The great rebellion of 703-625 BC was instigated by the united Aramaen and Chaldaen tribes of Mesopotamia, with support from Elam and the nomadic Arabs of the south. There were many independent Aramaen and Chaldaen tribes in Mesopotamia; it took extraordinary men to unite them against a common foe. Babylon was always a key city in the rebellions; at the height of hostilities it was razed to the ground and erased from the map.
Armies of the rebellions would be a mixture of irregular Aramaen, Chaldaen, Elamite and Arab soldiers; on the whole (maybe with the exception of the Elamites) they would be lightly equipped and had little or no training. It is likely that former Assyrian garrison soldiers could have fought in these armies at times. Ashurbanipal’s brother, the king of Babylon, was the main instigator of one of these rebellions.
Lightly armed skirmishers such as these would have been very common in any army of this period.
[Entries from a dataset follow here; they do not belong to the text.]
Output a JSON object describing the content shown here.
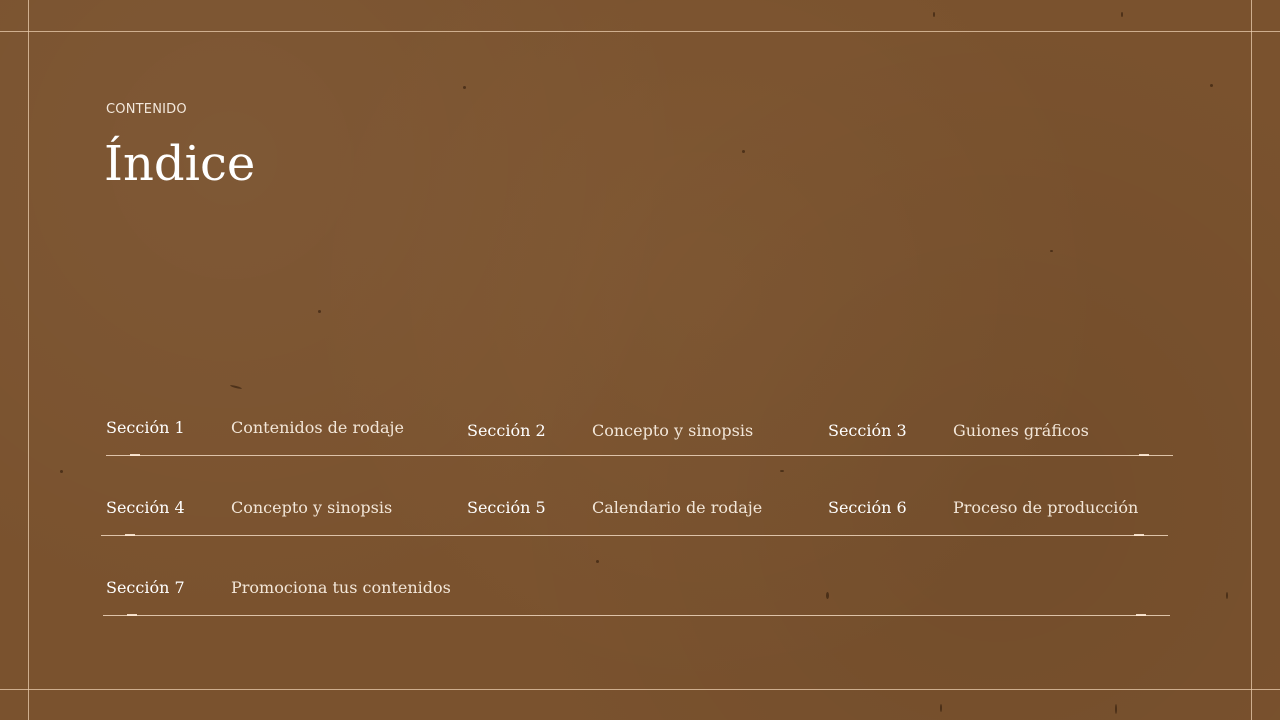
{
  "header": {
    "eyebrow": "CONTENIDO",
    "title": "Índice"
  },
  "sections": [
    {
      "label": "Sección 1",
      "description": "Contenidos de rodaje"
    },
    {
      "label": "Sección 2",
      "description": "Concepto y sinopsis"
    },
    {
      "label": "Sección 3",
      "description": "Guiones gráficos"
    },
    {
      "label": "Sección 4",
      "description": "Concepto y sinopsis"
    },
    {
      "label": "Sección 5",
      "description": "Calendario de rodaje"
    },
    {
      "label": "Sección 6",
      "description": "Proceso de producción"
    },
    {
      "label": "Sección 7",
      "description": "Promociona tus contenidos"
    }
  ],
  "theme": {
    "background": "#7a522e",
    "text": "#ffffff",
    "rule": "#f0d7be"
  }
}
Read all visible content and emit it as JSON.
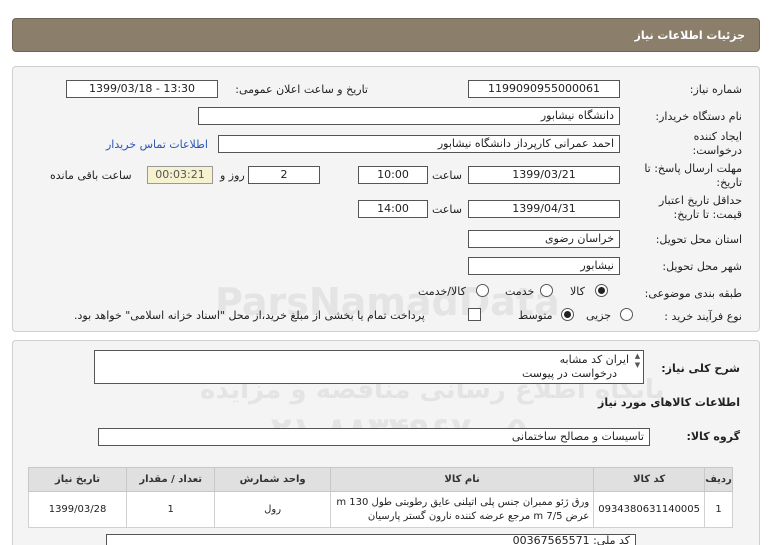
{
  "header": {
    "title": "جزئیات اطلاعات نیاز"
  },
  "fields": {
    "need_number_label": "شماره نیاز:",
    "need_number": "1199090955000061",
    "announce_label": "تاریخ و ساعت اعلان عمومی:",
    "announce_value": "1399/03/18 - 13:30",
    "buyer_label": "نام دستگاه خریدار:",
    "buyer": "دانشگاه نیشابور",
    "creator_label": "ایجاد کننده درخواست:",
    "creator": "احمد عمرانی کارپرداز دانشگاه نیشابور",
    "contact_link": "اطلاعات تماس خریدار",
    "deadline_label": "مهلت ارسال پاسخ: تا تاریخ:",
    "deadline_date": "1399/03/21",
    "time_label": "ساعت",
    "deadline_time": "10:00",
    "days": "2",
    "days_label": "روز و",
    "remaining": "00:03:21",
    "remaining_label": "ساعت باقی مانده",
    "validity_label": "حداقل تاریخ اعتبار قیمت: تا تاریخ:",
    "validity_date": "1399/04/31",
    "validity_time_label": "ساعت",
    "validity_time": "14:00",
    "province_label": "استان محل تحویل:",
    "province": "خراسان رضوی",
    "city_label": "شهر محل تحویل:",
    "city": "نیشابور",
    "category_label": "طبقه بندی موضوعی:",
    "cat_goods": "کالا",
    "cat_service": "خدمت",
    "cat_both": "کالا/خدمت",
    "process_label": "نوع فرآیند خرید :",
    "proc_partial": "جزیی",
    "proc_medium": "متوسط",
    "payment_text": "پرداخت تمام یا بخشی از مبلغ خرید،از محل \"اسناد خزانه اسلامی\" خواهد بود."
  },
  "desc": {
    "label": "شرح کلی نیاز:",
    "line1": "ایران کد مشابه",
    "line2": "درخواست در پیوست"
  },
  "items_section": {
    "title": "اطلاعات کالاهای مورد نیاز",
    "group_label": "گروه کالا:",
    "group_value": "تاسیسات و مصالح ساختمانی"
  },
  "table": {
    "headers": [
      "ردیف",
      "کد کالا",
      "نام کالا",
      "واحد شمارش",
      "تعداد / مقدار",
      "تاریخ نیاز"
    ],
    "rows": [
      {
        "row": "1",
        "code": "0934380631140005",
        "name_line1": "ورق ژئو ممبران جنس پلی اتیلنی عایق رطوبتی طول 130 m",
        "name_line2": "عرض 7/5 m مرجع عرضه کننده نارون گستر پارسیان",
        "unit": "رول",
        "qty": "1",
        "date": "1399/03/28"
      }
    ]
  },
  "footer": {
    "partial_text": "کد ملی: 00367565571"
  },
  "watermark": {
    "line1": "ParsNamadData",
    "line2": "پایگاه اطلاع رسانی مناقصه و مزایده",
    "line3": "۰۲۱-۸۸۳۴۹۶۷۰-۵"
  }
}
The sling is probably the cheapest an oldest weapon, and with little practice anyone can use one.
Slings often prove more dangerous than a bow as they can knock out or kill a man, even when helmeted. The dress of these figures is typical of the people of Mesopotamia and Assyria.